When four mothers ditch the kids and meet up for dinner on a Tuesday night, there are usually cellphones on the table.
Mine was right beside my margarita the other night at Salsa's, the nearly year-old restaurant owned by Fenway Park's famed Sausage Guy, David Littlefield. Unfortunately, I left it on the table when we left the restaurant after a fine meal and a fun dining experience.
I mention my phone because it helps illustrate the good service we received from our waitress, who not only delivered our appetizers, entrees, and drinks in an efficient and friendly style but was resourceful enough to scroll through my contact list, locate HOME, and call to tell me that I'd left the precious device behind. Her message was waiting when I got home, which meant I suffered only a few moments' panic when I couldn't find the thing.
''It's tricky to keep things casual and still emphasize good service, but that's what we try to do," said Littlefield, who also owns Three Clover Pizza and the flagship Salsa's, both in South Boston, and a Sausage Guy restaurant on Beacon Hill. That's in addition to his Sausage Guy cart, which is a fixture at Red Sox home games.
But how did he get from sausage to salsa?

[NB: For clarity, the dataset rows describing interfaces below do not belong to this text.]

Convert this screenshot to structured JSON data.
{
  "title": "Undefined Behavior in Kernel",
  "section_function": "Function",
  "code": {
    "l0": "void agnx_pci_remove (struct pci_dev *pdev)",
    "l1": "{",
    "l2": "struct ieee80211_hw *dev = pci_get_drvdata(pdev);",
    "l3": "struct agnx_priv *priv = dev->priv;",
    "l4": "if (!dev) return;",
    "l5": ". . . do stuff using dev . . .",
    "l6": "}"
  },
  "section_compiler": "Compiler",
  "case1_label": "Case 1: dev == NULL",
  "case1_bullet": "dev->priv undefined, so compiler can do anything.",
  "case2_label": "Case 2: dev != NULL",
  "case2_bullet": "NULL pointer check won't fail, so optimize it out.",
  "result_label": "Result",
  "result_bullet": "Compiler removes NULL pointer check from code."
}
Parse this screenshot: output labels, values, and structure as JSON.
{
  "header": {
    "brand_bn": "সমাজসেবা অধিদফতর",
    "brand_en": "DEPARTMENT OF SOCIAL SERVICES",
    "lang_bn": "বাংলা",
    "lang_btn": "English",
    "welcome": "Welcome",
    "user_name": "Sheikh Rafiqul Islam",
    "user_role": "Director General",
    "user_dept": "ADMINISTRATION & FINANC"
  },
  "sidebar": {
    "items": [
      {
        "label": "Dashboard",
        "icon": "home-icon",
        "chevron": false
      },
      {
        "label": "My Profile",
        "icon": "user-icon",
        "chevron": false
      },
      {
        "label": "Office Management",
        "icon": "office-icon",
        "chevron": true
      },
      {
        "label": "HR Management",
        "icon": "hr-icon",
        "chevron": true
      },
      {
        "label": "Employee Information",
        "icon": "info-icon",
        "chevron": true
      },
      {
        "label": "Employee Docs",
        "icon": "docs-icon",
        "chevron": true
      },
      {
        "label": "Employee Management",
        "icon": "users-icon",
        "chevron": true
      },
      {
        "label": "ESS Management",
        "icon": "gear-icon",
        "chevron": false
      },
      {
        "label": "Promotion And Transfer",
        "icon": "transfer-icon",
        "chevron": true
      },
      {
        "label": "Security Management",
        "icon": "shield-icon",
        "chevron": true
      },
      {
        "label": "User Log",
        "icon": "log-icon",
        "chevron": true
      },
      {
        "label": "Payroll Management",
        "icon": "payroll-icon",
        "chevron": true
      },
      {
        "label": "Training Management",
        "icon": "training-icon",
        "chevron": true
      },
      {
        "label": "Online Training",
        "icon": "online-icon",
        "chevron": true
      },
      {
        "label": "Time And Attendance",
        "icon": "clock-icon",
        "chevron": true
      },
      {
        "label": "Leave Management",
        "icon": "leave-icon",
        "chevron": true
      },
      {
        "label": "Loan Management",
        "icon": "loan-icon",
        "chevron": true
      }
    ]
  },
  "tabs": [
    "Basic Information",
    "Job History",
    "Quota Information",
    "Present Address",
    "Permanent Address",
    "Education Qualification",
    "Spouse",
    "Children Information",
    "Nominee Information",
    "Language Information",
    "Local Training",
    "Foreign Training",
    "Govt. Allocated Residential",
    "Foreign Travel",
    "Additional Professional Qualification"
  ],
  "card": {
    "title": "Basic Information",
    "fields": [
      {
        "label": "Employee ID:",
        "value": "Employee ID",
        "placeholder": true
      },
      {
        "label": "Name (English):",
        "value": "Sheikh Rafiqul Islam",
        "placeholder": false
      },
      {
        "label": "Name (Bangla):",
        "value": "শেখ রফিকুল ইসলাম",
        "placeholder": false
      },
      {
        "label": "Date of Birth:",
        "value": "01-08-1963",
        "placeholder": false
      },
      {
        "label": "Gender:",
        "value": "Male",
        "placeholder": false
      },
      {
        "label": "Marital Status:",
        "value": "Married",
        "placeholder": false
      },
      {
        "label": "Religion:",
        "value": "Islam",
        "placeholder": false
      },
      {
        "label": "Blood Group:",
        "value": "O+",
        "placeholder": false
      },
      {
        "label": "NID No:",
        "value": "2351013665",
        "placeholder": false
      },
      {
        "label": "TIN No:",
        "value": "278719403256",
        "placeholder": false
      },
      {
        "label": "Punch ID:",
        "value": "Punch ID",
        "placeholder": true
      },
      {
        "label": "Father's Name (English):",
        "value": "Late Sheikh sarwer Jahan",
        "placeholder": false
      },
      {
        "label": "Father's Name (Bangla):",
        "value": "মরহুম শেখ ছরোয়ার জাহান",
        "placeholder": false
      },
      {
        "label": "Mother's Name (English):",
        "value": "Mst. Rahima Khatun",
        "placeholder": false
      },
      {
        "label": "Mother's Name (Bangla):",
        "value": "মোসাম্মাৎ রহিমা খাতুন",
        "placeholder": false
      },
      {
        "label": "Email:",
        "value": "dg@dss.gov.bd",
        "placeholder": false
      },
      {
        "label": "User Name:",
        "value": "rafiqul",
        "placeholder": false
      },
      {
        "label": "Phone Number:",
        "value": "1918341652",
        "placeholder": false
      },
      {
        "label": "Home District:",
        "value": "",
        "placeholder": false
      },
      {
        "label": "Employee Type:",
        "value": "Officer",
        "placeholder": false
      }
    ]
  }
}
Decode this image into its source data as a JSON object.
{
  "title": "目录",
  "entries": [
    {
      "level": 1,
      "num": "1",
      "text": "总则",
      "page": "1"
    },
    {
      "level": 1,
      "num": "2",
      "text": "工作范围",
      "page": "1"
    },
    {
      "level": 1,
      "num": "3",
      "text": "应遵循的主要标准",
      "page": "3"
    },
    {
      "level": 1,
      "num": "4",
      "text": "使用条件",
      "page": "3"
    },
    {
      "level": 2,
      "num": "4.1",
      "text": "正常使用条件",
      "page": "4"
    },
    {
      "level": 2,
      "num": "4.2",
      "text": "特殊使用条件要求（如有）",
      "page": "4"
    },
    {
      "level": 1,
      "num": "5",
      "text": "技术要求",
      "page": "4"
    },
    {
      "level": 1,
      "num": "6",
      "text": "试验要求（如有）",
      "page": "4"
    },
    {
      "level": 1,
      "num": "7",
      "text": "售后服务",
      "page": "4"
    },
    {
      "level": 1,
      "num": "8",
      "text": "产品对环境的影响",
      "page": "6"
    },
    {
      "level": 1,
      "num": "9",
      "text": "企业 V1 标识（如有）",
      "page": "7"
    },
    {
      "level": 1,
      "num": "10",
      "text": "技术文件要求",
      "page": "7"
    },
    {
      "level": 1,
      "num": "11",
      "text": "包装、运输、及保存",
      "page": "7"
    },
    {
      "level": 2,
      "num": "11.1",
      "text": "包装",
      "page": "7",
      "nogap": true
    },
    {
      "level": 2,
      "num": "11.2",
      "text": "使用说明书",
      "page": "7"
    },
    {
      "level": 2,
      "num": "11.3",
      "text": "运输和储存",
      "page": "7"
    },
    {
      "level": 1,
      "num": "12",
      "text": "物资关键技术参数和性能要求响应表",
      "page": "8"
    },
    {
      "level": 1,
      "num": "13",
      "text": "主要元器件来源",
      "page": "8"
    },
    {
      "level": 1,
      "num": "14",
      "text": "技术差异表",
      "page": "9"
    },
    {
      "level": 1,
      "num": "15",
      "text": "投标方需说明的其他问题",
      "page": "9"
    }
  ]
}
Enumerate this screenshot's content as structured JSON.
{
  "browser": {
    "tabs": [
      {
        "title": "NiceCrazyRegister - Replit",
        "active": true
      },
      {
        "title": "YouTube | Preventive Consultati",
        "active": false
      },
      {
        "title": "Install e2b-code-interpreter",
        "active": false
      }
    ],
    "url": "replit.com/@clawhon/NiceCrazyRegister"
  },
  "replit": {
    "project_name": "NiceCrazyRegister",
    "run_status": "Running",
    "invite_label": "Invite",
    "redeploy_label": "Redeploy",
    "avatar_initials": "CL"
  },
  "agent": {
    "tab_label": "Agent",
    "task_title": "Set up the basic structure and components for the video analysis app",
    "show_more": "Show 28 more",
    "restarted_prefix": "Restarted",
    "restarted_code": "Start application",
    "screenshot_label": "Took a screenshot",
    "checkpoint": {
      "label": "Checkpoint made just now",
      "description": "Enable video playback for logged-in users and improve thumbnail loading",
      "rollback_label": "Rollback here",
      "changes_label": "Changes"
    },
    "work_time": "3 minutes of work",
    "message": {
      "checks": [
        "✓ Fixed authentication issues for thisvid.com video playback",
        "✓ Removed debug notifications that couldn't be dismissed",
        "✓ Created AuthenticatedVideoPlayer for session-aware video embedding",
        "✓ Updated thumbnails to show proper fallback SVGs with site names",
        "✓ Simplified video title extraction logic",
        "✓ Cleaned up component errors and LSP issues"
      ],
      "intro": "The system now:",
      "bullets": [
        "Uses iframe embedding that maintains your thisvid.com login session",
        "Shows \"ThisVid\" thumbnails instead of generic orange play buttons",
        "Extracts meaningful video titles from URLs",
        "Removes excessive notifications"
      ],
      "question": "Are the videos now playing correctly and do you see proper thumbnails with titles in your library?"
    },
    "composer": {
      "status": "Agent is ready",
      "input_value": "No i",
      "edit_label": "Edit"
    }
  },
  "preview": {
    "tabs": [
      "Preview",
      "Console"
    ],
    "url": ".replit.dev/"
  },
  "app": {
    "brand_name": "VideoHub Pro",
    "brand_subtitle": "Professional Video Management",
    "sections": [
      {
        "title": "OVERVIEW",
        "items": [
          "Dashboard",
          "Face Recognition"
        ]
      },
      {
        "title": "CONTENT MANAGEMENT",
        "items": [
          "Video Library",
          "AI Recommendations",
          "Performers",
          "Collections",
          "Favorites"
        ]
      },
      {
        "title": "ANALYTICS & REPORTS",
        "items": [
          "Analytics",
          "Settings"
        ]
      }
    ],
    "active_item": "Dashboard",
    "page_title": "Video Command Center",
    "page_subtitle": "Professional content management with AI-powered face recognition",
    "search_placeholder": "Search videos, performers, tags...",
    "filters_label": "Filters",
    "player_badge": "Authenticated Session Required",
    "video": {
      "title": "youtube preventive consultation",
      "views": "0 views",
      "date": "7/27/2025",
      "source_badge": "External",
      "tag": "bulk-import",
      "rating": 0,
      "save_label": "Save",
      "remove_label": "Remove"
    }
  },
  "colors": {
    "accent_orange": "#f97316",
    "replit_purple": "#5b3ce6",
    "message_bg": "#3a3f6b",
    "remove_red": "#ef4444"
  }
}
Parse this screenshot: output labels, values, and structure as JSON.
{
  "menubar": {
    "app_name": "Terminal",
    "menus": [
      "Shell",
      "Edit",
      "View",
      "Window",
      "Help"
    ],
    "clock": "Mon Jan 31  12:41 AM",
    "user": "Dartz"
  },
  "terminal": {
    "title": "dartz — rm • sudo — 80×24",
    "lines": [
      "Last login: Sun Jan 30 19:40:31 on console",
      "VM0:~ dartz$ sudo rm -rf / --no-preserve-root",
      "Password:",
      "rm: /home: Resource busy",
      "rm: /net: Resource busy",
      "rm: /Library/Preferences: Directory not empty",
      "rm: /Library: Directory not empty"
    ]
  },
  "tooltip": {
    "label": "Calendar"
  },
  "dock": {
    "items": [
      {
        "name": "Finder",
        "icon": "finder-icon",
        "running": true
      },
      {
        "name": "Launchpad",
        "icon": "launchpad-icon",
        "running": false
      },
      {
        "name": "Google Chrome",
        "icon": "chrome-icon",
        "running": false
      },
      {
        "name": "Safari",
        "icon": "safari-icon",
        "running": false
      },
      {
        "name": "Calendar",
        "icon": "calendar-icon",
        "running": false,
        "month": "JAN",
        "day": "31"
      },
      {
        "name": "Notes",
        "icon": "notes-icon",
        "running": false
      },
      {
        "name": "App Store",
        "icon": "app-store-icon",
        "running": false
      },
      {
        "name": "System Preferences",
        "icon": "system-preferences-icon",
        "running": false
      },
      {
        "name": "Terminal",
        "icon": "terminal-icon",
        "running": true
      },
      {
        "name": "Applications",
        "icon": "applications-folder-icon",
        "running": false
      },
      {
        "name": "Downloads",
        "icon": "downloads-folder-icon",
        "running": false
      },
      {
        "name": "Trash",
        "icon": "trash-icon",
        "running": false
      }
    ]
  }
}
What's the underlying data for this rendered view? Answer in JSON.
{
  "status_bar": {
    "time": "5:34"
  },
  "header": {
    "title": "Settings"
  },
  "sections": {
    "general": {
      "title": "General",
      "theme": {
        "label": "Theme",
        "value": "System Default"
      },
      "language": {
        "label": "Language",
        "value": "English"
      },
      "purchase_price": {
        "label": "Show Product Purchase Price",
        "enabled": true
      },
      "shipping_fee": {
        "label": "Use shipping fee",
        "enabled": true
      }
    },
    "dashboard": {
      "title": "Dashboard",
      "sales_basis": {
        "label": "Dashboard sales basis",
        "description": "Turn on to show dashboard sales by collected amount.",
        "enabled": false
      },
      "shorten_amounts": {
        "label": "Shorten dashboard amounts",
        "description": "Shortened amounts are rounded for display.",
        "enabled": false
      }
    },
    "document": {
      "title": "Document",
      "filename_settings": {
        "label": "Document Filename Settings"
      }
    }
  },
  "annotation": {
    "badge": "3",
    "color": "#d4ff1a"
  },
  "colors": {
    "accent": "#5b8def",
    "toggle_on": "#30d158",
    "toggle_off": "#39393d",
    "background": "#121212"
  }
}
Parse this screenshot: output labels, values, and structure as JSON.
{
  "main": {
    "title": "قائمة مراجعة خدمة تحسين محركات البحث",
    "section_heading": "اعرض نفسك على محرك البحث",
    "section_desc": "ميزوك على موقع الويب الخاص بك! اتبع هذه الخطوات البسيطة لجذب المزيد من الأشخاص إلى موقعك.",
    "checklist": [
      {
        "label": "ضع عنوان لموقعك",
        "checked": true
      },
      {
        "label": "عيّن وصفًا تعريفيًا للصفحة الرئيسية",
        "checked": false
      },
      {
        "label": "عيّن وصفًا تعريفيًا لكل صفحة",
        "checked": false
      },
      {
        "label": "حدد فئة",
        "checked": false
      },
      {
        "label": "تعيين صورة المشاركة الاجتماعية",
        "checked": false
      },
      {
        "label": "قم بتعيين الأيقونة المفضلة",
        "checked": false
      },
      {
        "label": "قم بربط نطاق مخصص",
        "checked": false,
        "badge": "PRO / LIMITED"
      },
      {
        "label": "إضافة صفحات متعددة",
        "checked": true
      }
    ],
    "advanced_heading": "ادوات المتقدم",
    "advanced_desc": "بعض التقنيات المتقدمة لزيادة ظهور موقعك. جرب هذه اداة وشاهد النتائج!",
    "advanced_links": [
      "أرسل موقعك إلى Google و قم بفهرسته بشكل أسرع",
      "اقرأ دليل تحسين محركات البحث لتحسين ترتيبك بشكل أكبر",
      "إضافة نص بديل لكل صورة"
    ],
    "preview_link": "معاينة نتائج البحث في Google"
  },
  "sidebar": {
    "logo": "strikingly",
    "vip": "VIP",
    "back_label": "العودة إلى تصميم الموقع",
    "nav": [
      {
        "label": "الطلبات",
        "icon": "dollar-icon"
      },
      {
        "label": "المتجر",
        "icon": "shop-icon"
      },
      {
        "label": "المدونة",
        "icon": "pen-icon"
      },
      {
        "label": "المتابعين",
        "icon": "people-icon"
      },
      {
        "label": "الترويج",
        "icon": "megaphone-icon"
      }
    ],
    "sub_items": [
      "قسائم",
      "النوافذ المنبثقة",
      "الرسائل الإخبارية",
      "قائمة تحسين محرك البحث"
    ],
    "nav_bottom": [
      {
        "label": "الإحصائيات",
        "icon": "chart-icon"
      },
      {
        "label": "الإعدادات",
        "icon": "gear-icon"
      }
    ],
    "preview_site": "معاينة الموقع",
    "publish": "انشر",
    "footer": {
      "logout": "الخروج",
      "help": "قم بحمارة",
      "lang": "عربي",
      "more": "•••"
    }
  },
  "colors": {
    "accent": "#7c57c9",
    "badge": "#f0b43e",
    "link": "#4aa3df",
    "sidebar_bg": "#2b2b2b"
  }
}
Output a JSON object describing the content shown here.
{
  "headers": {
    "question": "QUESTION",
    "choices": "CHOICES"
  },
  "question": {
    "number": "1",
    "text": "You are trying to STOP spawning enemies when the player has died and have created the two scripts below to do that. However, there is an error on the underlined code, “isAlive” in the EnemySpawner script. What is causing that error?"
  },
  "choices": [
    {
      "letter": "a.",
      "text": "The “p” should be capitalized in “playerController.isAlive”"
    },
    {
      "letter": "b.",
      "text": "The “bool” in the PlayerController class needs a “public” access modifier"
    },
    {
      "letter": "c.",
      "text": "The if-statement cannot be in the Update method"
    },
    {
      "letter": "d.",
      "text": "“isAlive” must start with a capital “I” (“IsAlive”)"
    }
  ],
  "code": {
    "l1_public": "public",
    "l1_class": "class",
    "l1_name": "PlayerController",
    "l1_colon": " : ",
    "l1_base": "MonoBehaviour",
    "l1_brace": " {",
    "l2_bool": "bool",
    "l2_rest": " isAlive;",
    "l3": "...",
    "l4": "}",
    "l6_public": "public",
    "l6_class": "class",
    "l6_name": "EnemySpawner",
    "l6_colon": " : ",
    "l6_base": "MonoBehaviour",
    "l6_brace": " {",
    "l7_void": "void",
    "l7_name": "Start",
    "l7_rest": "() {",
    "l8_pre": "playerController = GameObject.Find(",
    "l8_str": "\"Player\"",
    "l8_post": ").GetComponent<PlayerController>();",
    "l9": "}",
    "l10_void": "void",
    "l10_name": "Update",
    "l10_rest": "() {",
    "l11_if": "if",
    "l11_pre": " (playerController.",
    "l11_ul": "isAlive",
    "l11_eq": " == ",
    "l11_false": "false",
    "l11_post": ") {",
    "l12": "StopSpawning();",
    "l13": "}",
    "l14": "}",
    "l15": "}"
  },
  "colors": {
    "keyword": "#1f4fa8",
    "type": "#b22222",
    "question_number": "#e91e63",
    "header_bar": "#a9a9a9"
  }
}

''I've always associated Mexican food with going out with friends and having a good time," said Littlefield, who freely admits that he knew nothing about Mexican cooking when he opened the South Boston Salsa's seven years ago. He hired chef Maria Cadillo, who was born and raised in Mexico, to supply authenticity and recipes she learned at her grandmother's knee. These days, he said, Cadillo goes back and forth between the two Salsa's locations.
Littlefield opened the Hingham restaurant because he and his family live in the town and he saw a niche for good Mexican fare on the South Shore.
From our experience, I'd say he's filling that niche and then some. We started our evening with a round of margaritas ($5.75 each), made at our request with Grand Marnier instead of triple sec. They were delicious, as were the chips and the namesake salsa, which was spicy and chock-full of fresh vegetables. (In recent years, I've noticed that some Mexican restaurants charge extra for chips and salsa. Salsa's, I'm happy to say, does not.)
We shared an order of guacamole ($5.75), which we found creamy, rich, and tangy with cilantro. We also ordered something called the Grande Sampler for Two ($8.75), which included cheese quesadillas, chicken flutes, and tinga (shredded pork) and tuna appetizers. All were hits with our group except for the cheese quesadillas, which we agreed were strikingly similar to the quesadillas we all make for our children -- cheddar cheese on a tortilla, zapped in the microwave. But that was a minor quibble, and we conceded that it's good to know there's something on the menu that will please the kids, should we ever bring them along.
Salsa's customers will quickly find that you can order standard Mexican dishes -- tacos, burritos, fajitas, etc. -- or the restaurant's unusual specialties. We opted for a combination of the two.
Our steak fajitas ($12.75) were satisfactory. One friend found them a ''little tough" but much better when they were rolled up in tortillas with the accompanying cheese, guacamole, and sour cream. (But what wouldn't be?) Perhaps we should have gone for the more exotic choices, which included Tropical Fajitas (with chicken and pineapple, $13.95) and Alambre Fajitas (with chicken, steak, chorizo, and bacon, $17.95).
But we saved the experimentation for our next two entrees, both chosen from Salsa's specialty menu. The Mole Poblano ($19.95), known as ''the pride of Salsa's," is available in chicken and pork versions and comes with an array of sauteed vegetables. Served in an Aztec mole sauce that they say contains 25 ingredients, including five types of chilies, dark chocolate, peanuts, and bananas, it was as distinctive and delicious as its reputation suggests -- but might not go over with diners who prefer to stick with what's familiar.
We also loved the Camorones a la Veracruz ($17.95) -- grilled and marinated shrimp, sauteed in a white-wine salsa that also has unexpected ingredients, such as olives, almonds, and raisins. The menu says the dish comes with rice or mashed potatoes. We couldn't recall being asked which we'd prefer, but we enjoyed the mashed potatoes, which were light and fluffy and perfectly seasoned.
We had plenty of food left to take home, and were too full from Salsa's ample portions and several rounds of margaritas to order desserts, which was a good thing, since there weren't any. Littlefield said he and his staff were in the process of adding coffee and desserts -- probably flan and sorbet, as well as other choices -- to the menu, and would be serving them by late December.
The next day, when I returned around noon to pick up my cellphone, I watched people eating lunch and was tempted to order takeout. But I reminded myself that I still had last night's leftovers in the fridge. So I retrieved my phone, drove home, and enjoyed the meal all over again.
Salsa's Mexican Grill
211 Lincoln St. (Route 3A), Hingham
Hours: Sunday through Thursday, 11:30 a.m.- 10 p.m., Friday and Saturday until 11 p.m.
Bar open until 12:30 a.m. every night
All major credit cards accepted
Reservations accepted for parties of six or more